I found Katniss’ explanation of her prep team – the idea that people from the capital have no empathy or moral horror because they are so sheltered -- kind of unrealistic too. After all they must still suffer and die from other things. I know studies have shown that rich people have less empathy, but less is not none, and while the people in the capital are certainly rich compared to District 12 they are not the kind of super-rich that can control everything about their own existence and be surrounded by syncophants. Then again, that’s Katniss’ perspective, not necessarily the truth, and Cinna suggests things are more complicated.
I liked the last book slightly less than the other two – Katniss is more reactive and less active in it, and while it makes sense, it is less satisfying. And I found her comment about her being a child that no one cared about hurting did not ring true – she’s 17, and while that’s a child in the sense that she’s still eligible for the Hunger Games and not allowed to go down into the mines, it really doesn’t strike me that Katniss has seen herself as a child in a long time, nor has she functioned as one in the eyes of others.

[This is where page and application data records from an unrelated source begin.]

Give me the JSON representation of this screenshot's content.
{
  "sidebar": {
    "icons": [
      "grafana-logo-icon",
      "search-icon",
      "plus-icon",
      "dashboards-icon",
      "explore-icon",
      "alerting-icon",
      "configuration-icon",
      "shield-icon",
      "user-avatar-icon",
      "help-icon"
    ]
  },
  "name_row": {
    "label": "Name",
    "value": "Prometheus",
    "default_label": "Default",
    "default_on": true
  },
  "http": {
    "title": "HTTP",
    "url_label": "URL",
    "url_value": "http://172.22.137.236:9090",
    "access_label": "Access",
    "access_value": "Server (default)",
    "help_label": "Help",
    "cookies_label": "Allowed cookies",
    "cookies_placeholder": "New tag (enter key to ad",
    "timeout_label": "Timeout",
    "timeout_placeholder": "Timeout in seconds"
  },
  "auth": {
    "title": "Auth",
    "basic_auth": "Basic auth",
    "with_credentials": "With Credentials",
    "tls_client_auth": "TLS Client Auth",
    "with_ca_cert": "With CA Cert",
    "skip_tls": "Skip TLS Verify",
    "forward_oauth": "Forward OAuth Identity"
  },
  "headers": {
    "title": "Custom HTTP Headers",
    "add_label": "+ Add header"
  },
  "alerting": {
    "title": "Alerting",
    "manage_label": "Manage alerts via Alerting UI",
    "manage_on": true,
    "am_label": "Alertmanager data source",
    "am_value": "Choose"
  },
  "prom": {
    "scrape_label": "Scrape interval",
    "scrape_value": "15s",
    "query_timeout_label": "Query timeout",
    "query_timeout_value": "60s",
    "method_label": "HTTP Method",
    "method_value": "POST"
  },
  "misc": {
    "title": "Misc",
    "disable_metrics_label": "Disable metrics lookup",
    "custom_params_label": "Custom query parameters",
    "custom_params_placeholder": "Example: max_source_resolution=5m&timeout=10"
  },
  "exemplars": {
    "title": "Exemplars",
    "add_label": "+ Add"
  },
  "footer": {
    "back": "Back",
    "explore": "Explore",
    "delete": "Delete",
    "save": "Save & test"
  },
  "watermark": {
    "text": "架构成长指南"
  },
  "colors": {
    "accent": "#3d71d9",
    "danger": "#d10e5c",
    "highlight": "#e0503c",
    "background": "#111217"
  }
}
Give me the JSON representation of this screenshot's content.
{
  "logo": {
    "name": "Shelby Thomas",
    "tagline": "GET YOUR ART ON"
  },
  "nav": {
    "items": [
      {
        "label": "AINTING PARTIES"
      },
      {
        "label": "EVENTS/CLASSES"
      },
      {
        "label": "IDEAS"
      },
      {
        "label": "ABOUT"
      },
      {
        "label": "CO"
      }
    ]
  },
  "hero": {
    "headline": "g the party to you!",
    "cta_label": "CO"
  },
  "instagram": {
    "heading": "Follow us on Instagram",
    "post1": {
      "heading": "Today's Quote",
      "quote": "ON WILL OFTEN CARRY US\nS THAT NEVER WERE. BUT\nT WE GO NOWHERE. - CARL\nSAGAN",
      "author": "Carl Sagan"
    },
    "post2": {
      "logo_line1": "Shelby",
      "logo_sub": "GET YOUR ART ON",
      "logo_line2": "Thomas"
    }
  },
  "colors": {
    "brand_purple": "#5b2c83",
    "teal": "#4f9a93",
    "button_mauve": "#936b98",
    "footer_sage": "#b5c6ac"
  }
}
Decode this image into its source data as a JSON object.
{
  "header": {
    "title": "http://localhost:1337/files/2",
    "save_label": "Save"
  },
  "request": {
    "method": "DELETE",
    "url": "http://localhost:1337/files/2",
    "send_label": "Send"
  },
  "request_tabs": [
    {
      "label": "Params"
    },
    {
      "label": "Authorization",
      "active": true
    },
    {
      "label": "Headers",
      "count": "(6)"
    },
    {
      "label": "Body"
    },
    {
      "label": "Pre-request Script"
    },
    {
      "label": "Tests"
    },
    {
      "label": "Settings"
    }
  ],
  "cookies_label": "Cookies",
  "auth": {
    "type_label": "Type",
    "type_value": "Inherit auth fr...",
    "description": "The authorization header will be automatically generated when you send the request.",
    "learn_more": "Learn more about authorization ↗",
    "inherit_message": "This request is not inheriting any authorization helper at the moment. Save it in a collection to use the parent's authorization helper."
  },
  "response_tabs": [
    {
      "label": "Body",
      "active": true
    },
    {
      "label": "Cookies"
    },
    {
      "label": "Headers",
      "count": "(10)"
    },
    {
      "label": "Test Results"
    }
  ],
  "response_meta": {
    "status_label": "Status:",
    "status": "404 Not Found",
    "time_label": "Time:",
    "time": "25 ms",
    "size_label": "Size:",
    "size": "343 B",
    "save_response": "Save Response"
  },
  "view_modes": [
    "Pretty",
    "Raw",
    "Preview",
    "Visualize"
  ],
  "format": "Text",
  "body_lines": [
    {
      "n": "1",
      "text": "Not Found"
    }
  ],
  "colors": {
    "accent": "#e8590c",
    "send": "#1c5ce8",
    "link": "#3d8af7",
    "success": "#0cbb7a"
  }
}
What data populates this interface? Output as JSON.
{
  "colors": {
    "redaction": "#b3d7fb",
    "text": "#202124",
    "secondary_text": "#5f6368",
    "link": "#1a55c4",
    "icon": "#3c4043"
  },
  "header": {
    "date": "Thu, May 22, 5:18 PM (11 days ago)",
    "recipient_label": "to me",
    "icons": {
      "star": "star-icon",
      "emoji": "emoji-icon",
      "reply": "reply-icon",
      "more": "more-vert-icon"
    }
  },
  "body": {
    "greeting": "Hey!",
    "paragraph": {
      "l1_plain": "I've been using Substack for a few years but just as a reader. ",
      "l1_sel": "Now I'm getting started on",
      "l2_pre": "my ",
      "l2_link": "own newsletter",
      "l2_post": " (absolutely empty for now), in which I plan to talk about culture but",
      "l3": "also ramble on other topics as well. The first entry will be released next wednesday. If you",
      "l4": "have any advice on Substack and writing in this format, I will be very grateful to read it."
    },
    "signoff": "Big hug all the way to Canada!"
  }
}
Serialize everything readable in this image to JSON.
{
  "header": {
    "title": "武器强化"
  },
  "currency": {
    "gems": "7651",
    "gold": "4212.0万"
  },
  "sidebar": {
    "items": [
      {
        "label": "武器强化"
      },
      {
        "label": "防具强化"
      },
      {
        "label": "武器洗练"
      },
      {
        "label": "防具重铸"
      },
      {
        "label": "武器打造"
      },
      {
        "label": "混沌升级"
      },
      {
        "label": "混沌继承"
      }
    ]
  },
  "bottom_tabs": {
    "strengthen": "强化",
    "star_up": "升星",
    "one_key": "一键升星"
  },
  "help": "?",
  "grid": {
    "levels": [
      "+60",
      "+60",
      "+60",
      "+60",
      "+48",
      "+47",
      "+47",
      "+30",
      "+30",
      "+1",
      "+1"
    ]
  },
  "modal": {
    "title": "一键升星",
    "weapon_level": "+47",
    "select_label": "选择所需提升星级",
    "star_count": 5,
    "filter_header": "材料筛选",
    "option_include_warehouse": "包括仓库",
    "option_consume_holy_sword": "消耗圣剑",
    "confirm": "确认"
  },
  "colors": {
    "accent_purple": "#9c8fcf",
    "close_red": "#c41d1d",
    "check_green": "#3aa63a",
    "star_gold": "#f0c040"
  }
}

Nor do the people of District 13, who she is talking about, consider 17 year olds children in general, since they’ve already joined the army. It seemed like an interjection from planet 21st Century North America.But all of those are minor quibbles to an extremely compelling story. I particularly liked that Collins was not afraid to make Katniss make some unlikeable choices and have some selfish thoughts. She was still, to me, a very sympathetic character, but also a realistic one, not one where the deck is stacked so a she never has to make a hard call. And I loved the way the cameras, and her awareness of them, infiltrated her awareness and even made it hard to figure out what her own feelings would be if they weren’t there. It’s a very nuanced worldview that I think a lot of adults would not realize a teenager could maintain, as well as a very postmodern dilemma. I kind of want to write a paper on The Truman Show, The Hunger Games, and as many other Panopticon surveillance SF conceits as I can think of, and how they influence character and relationship development.